[SUPPLIED DATA Boundary: Start]

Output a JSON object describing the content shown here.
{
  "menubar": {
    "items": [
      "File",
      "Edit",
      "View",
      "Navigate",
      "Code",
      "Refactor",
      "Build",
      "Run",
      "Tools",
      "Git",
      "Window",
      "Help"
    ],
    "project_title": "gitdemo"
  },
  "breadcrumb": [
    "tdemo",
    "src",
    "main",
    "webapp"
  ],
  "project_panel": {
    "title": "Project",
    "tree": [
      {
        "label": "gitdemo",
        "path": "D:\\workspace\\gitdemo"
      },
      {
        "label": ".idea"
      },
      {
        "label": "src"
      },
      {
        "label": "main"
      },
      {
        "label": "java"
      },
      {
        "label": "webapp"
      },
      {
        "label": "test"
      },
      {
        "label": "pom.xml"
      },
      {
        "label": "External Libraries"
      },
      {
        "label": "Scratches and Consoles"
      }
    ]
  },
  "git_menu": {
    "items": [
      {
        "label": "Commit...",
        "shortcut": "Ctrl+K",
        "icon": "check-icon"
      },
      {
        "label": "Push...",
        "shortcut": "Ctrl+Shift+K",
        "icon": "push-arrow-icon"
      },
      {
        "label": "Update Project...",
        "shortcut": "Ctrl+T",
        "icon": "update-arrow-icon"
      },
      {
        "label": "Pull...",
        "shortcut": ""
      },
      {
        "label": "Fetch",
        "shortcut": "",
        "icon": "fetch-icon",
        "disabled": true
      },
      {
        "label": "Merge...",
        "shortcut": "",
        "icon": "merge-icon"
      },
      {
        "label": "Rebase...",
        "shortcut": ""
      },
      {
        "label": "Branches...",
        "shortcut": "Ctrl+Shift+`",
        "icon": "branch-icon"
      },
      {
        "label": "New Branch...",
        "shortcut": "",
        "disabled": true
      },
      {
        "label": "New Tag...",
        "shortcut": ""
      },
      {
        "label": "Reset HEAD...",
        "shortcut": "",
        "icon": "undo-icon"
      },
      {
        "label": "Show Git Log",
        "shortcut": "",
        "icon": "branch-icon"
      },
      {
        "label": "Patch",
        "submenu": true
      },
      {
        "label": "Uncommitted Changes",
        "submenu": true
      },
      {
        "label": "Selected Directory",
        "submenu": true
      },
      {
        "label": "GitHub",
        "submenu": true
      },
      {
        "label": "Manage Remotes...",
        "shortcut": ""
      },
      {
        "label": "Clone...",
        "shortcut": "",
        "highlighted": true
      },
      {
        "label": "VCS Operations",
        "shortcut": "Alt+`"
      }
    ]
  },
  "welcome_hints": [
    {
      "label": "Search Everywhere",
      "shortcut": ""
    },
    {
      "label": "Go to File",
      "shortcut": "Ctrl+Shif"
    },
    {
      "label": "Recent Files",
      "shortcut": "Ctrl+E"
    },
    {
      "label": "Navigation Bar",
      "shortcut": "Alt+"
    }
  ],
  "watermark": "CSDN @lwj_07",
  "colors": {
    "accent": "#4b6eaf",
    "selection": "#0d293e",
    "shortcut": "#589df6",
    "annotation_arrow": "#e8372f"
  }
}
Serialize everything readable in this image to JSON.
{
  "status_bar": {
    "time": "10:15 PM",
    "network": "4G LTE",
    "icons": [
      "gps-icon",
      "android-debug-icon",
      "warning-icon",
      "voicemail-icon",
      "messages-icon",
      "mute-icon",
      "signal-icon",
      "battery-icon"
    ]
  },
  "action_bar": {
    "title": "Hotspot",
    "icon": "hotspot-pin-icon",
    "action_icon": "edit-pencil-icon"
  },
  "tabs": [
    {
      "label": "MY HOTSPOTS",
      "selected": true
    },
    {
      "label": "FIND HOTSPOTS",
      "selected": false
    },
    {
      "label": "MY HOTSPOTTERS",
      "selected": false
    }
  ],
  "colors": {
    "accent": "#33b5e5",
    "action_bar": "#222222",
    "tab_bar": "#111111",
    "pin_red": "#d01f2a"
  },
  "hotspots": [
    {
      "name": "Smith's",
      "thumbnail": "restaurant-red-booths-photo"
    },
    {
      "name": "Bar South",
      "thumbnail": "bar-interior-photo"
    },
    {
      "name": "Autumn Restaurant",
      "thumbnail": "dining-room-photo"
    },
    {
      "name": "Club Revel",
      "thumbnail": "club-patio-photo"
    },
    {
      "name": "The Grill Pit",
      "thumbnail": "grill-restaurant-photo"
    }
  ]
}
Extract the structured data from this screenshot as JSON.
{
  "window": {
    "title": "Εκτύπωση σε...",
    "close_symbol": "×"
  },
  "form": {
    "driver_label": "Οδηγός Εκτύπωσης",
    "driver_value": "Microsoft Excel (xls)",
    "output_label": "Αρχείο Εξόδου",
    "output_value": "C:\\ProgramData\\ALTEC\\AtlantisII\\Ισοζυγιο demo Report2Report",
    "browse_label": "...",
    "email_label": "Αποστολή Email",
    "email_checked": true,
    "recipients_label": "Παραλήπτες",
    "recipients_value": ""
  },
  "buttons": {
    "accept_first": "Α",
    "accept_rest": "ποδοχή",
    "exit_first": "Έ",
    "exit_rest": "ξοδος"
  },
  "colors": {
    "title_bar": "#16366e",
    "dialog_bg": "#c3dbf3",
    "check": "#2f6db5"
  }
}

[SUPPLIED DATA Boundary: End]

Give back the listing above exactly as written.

▸ WRITTEN RESPONSE:
Output a JSON object describing the content shown here.
{
  "menubar": {
    "items": [
      "File",
      "Edit",
      "View",
      "Navigate",
      "Code",
      "Refactor",
      "Build",
      "Run",
      "Tools",
      "Git",
      "Window",
      "Help"
    ],
    "project_title": "gitdemo"
  },
  "breadcrumb": [
    "tdemo",
    "src",
    "main",
    "webapp"
  ],
  "project_panel": {
    "title": "Project",
    "tree": [
      {
        "label": "gitdemo",
        "path": "D:\\workspace\\gitdemo"
      },
      {
        "label": ".idea"
      },
      {
        "label": "src"
      },
      {
        "label": "main"
      },
      {
        "label": "java"
      },
      {
        "label": "webapp"
      },
      {
        "label": "test"
      },
      {
        "label": "pom.xml"
      },
      {
        "label": "External Libraries"
      },
      {
        "label": "Scratches and Consoles"
      }
    ]
  },
  "git_menu": {
    "items": [
      {
        "label": "Commit...",
        "shortcut": "Ctrl+K",
        "icon": "check-icon"
      },
      {
        "label": "Push...",
        "shortcut": "Ctrl+Shift+K",
        "icon": "push-arrow-icon"
      },
      {
        "label": "Update Project...",
        "shortcut": "Ctrl+T",
        "icon": "update-arrow-icon"
      },
      {
        "label": "Pull...",
        "shortcut": ""
      },
      {
        "label": "Fetch",
        "shortcut": "",
        "icon": "fetch-icon",
        "disabled": true
      },
      {
        "label": "Merge...",
        "shortcut": "",
        "icon": "merge-icon"
      },
      {
        "label": "Rebase...",
        "shortcut": ""
      },
      {
        "label": "Branches...",
        "shortcut": "Ctrl+Shift+`",
        "icon": "branch-icon"
      },
      {
        "label": "New Branch...",
        "shortcut": "",
        "disabled": true
      },
      {
        "label": "New Tag...",
        "shortcut": ""
      },
      {
        "label": "Reset HEAD...",
        "shortcut": "",
        "icon": "undo-icon"
      },
      {
        "label": "Show Git Log",
        "shortcut": "",
        "icon": "branch-icon"
      },
      {
        "label": "Patch",
        "submenu": true
      },
      {
        "label": "Uncommitted Changes",
        "submenu": true
      },
      {
        "label": "Selected Directory",
        "submenu": true
      },
      {
        "label": "GitHub",
        "submenu": true
      },
      {
        "label": "Manage Remotes...",
        "shortcut": ""
      },
      {
        "label": "Clone...",
        "shortcut": "",
        "highlighted": true
      },
      {
        "label": "VCS Operations",
        "shortcut": "Alt+`"
      }
    ]
  },
  "welcome_hints": [
    {
      "label": "Search Everywhere",
      "shortcut": ""
    },
    {
      "label": "Go to File",
      "shortcut": "Ctrl+Shif"
    },
    {
      "label": "Recent Files",
      "shortcut": "Ctrl+E"
    },
    {
      "label": "Navigation Bar",
      "shortcut": "Alt+"
    }
  ],
  "watermark": "CSDN @lwj_07",
  "colors": {
    "accent": "#4b6eaf",
    "selection": "#0d293e",
    "shortcut": "#589df6",
    "annotation_arrow": "#e8372f"
  }
}
Serialize everything readable in this image to JSON.
{
  "status_bar": {
    "time": "10:15 PM",
    "network": "4G LTE",
    "icons": [
      "gps-icon",
      "android-debug-icon",
      "warning-icon",
      "voicemail-icon",
      "messages-icon",
      "mute-icon",
      "signal-icon",
      "battery-icon"
    ]
  },
  "action_bar": {
    "title": "Hotspot",
    "icon": "hotspot-pin-icon",
    "action_icon": "edit-pencil-icon"
  },
  "tabs": [
    {
      "label": "MY HOTSPOTS",
      "selected": true
    },
    {
      "label": "FIND HOTSPOTS",
      "selected": false
    },
    {
      "label": "MY HOTSPOTTERS",
      "selected": false
    }
  ],
  "colors": {
    "accent": "#33b5e5",
    "action_bar": "#222222",
    "tab_bar": "#111111",
    "pin_red": "#d01f2a"
  },
  "hotspots": [
    {
      "name": "Smith's",
      "thumbnail": "restaurant-red-booths-photo"
    },
    {
      "name": "Bar South",
      "thumbnail": "bar-interior-photo"
    },
    {
      "name": "Autumn Restaurant",
      "thumbnail": "dining-room-photo"
    },
    {
      "name": "Club Revel",
      "thumbnail": "club-patio-photo"
    },
    {
      "name": "The Grill Pit",
      "thumbnail": "grill-restaurant-photo"
    }
  ]
}
Extract the structured data from this screenshot as JSON.
{
  "window": {
    "title": "Εκτύπωση σε...",
    "close_symbol": "×"
  },
  "form": {
    "driver_label": "Οδηγός Εκτύπωσης",
    "driver_value": "Microsoft Excel (xls)",
    "output_label": "Αρχείο Εξόδου",
    "output_value": "C:\\ProgramData\\ALTEC\\AtlantisII\\Ισοζυγιο demo Report2Report",
    "browse_label": "...",
    "email_label": "Αποστολή Email",
    "email_checked": true,
    "recipients_label": "Παραλήπτες",
    "recipients_value": ""
  },
  "buttons": {
    "accept_first": "Α",
    "accept_rest": "ποδοχή",
    "exit_first": "Έ",
    "exit_rest": "ξοδος"
  },
  "colors": {
    "title_bar": "#16366e",
    "dialog_bg": "#c3dbf3",
    "check": "#2f6db5"
  }
}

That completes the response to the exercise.